BlackBerry phones invoke nostalgia for physical keyboards and its once popular BBM messaging service. Due to the competion from other brands like Samsung Galaxies, iPhones etc who became more sohisticated and commercially popular, made BlackBerry announce to the world that it would stop making its own devices.
Key2, the latest BlackBerry mobile device, was unveiled at an event in New York City on Thursday. Although the Key2 has the look and feel of a traditional BlackBerry phone, it has modern twists, especially when it comes to security. It features a browser that doesn’t track your web activity, virus scanning and secret folders for private photos and documents.

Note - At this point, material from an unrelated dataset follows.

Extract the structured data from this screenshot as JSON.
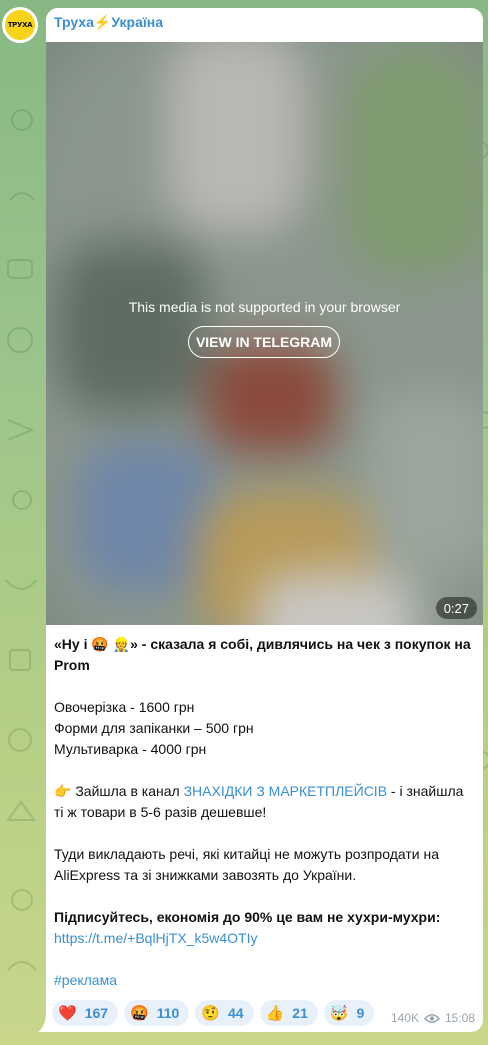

The Key2 is not supposed to have mass appeal. It’s aimed at a business-oriented audience who wants a communication device first, rather than a phone for entertainment and video streaming. “They also appeal to a small corporate audience who feel attached to the format of a physical keyboard, and tend to respect the brand’s aura as a white-collar power tool with good security features.”
One can do more with the phone, like scroll up and down on a web page by swiping your finger. it has up to two days of battery life, a dual-lens camera on the back for the first time, and popular camera features like Portrait Mode. It runs the latest Android operating system, 8.1 Oreo.

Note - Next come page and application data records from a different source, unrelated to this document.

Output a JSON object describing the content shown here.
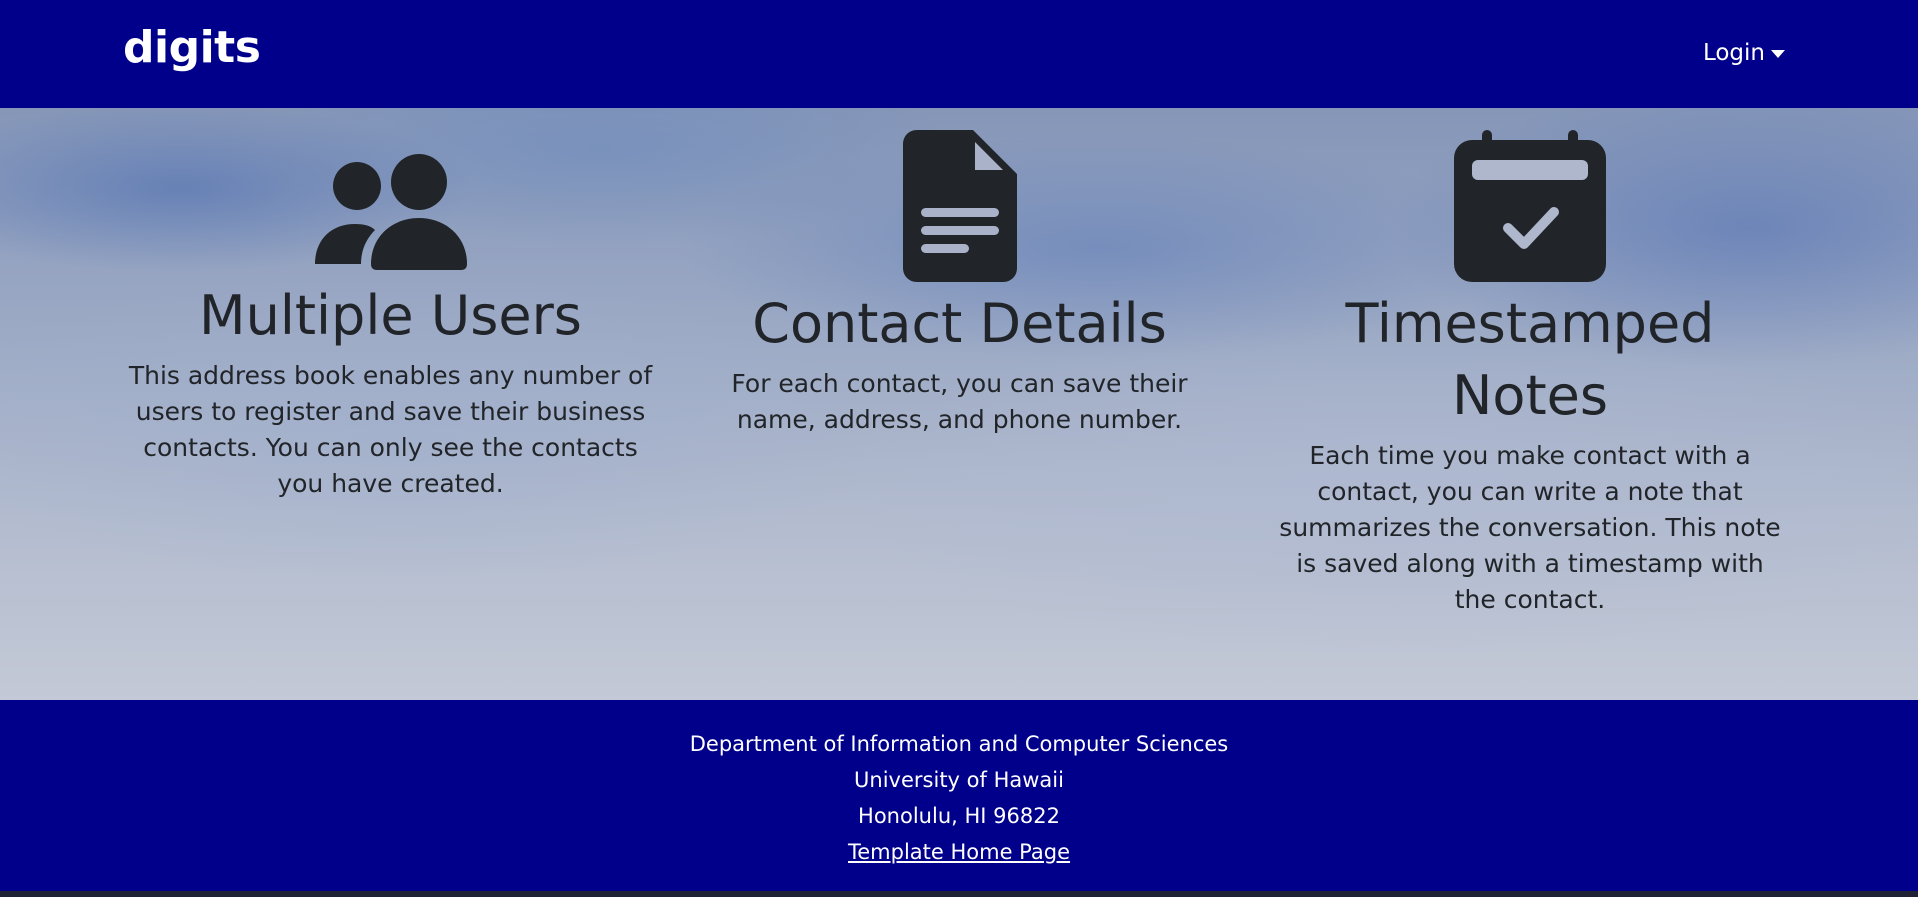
{
  "navbar": {
    "brand": "digits",
    "login_label": "Login"
  },
  "features": [
    {
      "icon": "users-icon",
      "title": "Multiple Users",
      "description": "This address book enables any number of users to register and save their business contacts. You can only see the contacts you have created."
    },
    {
      "icon": "file-text-icon",
      "title": "Contact Details",
      "description": "For each contact, you can save their name, address, and phone number."
    },
    {
      "icon": "calendar-check-icon",
      "title": "Timestamped Notes",
      "description": "Each time you make contact with a contact, you can write a note that summarizes the conversation. This note is saved along with a timestamp with the contact."
    }
  ],
  "footer": {
    "line1": "Department of Information and Computer Sciences",
    "line2": "University of Hawaii",
    "line3": "Honolulu, HI 96822",
    "link_label": "Template Home Page"
  },
  "colors": {
    "navbar_bg": "#00008b",
    "footer_bg": "#00008b",
    "text_dark": "#212529",
    "icon_dark": "#212529"
  }
}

The Key2 builds on last year’s KeyOne, which was the first BlackBerry phone released under a licensing deal with Chinese manufacturer TCL Communication in 2016. BlackBerry announced the partnership with TCL, which now makes and sells BlackBerry-branded mobile devices. For its part, BlackBerry provides the software and services.
the Locker feature lets you create private folders for sensitive documents and photos, which won’t be uploaded to the cloud. You can also access Firefox Focus, a private browser that won’t track your internet history. Locker can only be accessed with your fingerprint or passcode. The phone starts at $649 and will begin shipping globally this month.
it will be a challenge to convince users to sacrifice some device functionality and performance for a hard keyboard. BlackBerry also has to compete with market leaders Apple and Samsung, in addition to a slew of Android vendors in the mid and entry-level smarphone market.